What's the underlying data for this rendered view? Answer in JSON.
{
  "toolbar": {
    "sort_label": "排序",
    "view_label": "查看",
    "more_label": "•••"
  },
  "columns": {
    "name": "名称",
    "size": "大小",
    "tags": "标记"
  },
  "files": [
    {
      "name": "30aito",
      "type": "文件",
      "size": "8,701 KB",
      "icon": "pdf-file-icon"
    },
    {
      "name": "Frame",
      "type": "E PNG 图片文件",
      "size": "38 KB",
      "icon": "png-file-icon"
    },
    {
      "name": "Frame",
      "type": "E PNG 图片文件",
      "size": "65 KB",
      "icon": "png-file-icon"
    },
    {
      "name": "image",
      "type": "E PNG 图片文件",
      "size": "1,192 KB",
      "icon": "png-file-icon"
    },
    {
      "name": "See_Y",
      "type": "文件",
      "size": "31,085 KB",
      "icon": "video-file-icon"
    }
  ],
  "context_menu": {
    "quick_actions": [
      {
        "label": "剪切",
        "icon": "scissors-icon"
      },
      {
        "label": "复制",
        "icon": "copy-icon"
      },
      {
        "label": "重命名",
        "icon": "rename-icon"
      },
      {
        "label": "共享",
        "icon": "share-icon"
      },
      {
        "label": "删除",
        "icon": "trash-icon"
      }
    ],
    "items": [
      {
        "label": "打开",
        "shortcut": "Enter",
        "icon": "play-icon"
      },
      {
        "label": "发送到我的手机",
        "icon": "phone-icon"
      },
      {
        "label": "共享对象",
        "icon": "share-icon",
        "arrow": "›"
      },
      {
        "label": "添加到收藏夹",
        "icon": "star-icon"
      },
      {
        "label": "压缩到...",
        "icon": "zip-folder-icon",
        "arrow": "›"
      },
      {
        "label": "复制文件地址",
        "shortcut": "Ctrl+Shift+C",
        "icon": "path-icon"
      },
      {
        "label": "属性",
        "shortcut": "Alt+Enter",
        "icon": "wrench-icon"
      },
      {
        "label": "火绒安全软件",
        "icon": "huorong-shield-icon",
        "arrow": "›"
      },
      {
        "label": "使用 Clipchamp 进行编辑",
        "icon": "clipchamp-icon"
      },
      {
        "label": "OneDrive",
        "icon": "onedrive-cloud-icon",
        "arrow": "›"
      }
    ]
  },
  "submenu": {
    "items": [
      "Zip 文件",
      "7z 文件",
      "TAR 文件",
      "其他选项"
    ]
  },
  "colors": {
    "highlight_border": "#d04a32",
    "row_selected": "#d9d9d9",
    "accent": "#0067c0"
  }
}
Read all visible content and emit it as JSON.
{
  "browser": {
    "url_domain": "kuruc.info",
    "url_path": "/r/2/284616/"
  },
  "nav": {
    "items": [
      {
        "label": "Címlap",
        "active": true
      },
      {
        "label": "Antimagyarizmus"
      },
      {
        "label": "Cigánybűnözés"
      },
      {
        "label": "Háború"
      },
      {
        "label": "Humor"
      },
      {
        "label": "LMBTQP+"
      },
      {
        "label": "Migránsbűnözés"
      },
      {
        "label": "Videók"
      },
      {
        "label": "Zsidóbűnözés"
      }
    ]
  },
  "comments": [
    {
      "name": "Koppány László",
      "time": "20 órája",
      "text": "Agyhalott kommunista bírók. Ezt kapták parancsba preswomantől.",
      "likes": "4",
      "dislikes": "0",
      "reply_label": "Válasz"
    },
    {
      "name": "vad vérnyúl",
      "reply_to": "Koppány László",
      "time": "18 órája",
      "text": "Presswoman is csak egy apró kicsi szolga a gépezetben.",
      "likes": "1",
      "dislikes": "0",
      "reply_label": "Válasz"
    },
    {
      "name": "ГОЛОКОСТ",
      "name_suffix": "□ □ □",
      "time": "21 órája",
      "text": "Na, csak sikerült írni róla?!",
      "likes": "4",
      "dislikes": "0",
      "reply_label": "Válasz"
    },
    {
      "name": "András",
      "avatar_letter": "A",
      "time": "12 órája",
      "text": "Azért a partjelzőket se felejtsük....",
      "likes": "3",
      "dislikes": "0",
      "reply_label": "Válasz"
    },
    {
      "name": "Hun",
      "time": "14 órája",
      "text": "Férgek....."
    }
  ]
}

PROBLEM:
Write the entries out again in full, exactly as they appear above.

RESPONSE:
What's the underlying data for this rendered view? Answer in JSON.
{
  "toolbar": {
    "sort_label": "排序",
    "view_label": "查看",
    "more_label": "•••"
  },
  "columns": {
    "name": "名称",
    "size": "大小",
    "tags": "标记"
  },
  "files": [
    {
      "name": "30aito",
      "type": "文件",
      "size": "8,701 KB",
      "icon": "pdf-file-icon"
    },
    {
      "name": "Frame",
      "type": "E PNG 图片文件",
      "size": "38 KB",
      "icon": "png-file-icon"
    },
    {
      "name": "Frame",
      "type": "E PNG 图片文件",
      "size": "65 KB",
      "icon": "png-file-icon"
    },
    {
      "name": "image",
      "type": "E PNG 图片文件",
      "size": "1,192 KB",
      "icon": "png-file-icon"
    },
    {
      "name": "See_Y",
      "type": "文件",
      "size": "31,085 KB",
      "icon": "video-file-icon"
    }
  ],
  "context_menu": {
    "quick_actions": [
      {
        "label": "剪切",
        "icon": "scissors-icon"
      },
      {
        "label": "复制",
        "icon": "copy-icon"
      },
      {
        "label": "重命名",
        "icon": "rename-icon"
      },
      {
        "label": "共享",
        "icon": "share-icon"
      },
      {
        "label": "删除",
        "icon": "trash-icon"
      }
    ],
    "items": [
      {
        "label": "打开",
        "shortcut": "Enter",
        "icon": "play-icon"
      },
      {
        "label": "发送到我的手机",
        "icon": "phone-icon"
      },
      {
        "label": "共享对象",
        "icon": "share-icon",
        "arrow": "›"
      },
      {
        "label": "添加到收藏夹",
        "icon": "star-icon"
      },
      {
        "label": "压缩到...",
        "icon": "zip-folder-icon",
        "arrow": "›"
      },
      {
        "label": "复制文件地址",
        "shortcut": "Ctrl+Shift+C",
        "icon": "path-icon"
      },
      {
        "label": "属性",
        "shortcut": "Alt+Enter",
        "icon": "wrench-icon"
      },
      {
        "label": "火绒安全软件",
        "icon": "huorong-shield-icon",
        "arrow": "›"
      },
      {
        "label": "使用 Clipchamp 进行编辑",
        "icon": "clipchamp-icon"
      },
      {
        "label": "OneDrive",
        "icon": "onedrive-cloud-icon",
        "arrow": "›"
      }
    ]
  },
  "submenu": {
    "items": [
      "Zip 文件",
      "7z 文件",
      "TAR 文件",
      "其他选项"
    ]
  },
  "colors": {
    "highlight_border": "#d04a32",
    "row_selected": "#d9d9d9",
    "accent": "#0067c0"
  }
}
Read all visible content and emit it as JSON.
{
  "browser": {
    "url_domain": "kuruc.info",
    "url_path": "/r/2/284616/"
  },
  "nav": {
    "items": [
      {
        "label": "Címlap",
        "active": true
      },
      {
        "label": "Antimagyarizmus"
      },
      {
        "label": "Cigánybűnözés"
      },
      {
        "label": "Háború"
      },
      {
        "label": "Humor"
      },
      {
        "label": "LMBTQP+"
      },
      {
        "label": "Migránsbűnözés"
      },
      {
        "label": "Videók"
      },
      {
        "label": "Zsidóbűnözés"
      }
    ]
  },
  "comments": [
    {
      "name": "Koppány László",
      "time": "20 órája",
      "text": "Agyhalott kommunista bírók. Ezt kapták parancsba preswomantől.",
      "likes": "4",
      "dislikes": "0",
      "reply_label": "Válasz"
    },
    {
      "name": "vad vérnyúl",
      "reply_to": "Koppány László",
      "time": "18 órája",
      "text": "Presswoman is csak egy apró kicsi szolga a gépezetben.",
      "likes": "1",
      "dislikes": "0",
      "reply_label": "Válasz"
    },
    {
      "name": "ГОЛОКОСТ",
      "name_suffix": "□ □ □",
      "time": "21 órája",
      "text": "Na, csak sikerült írni róla?!",
      "likes": "4",
      "dislikes": "0",
      "reply_label": "Válasz"
    },
    {
      "name": "András",
      "avatar_letter": "A",
      "time": "12 órája",
      "text": "Azért a partjelzőket se felejtsük....",
      "likes": "3",
      "dislikes": "0",
      "reply_label": "Válasz"
    },
    {
      "name": "Hun",
      "time": "14 órája",
      "text": "Férgek....."
    }
  ]
}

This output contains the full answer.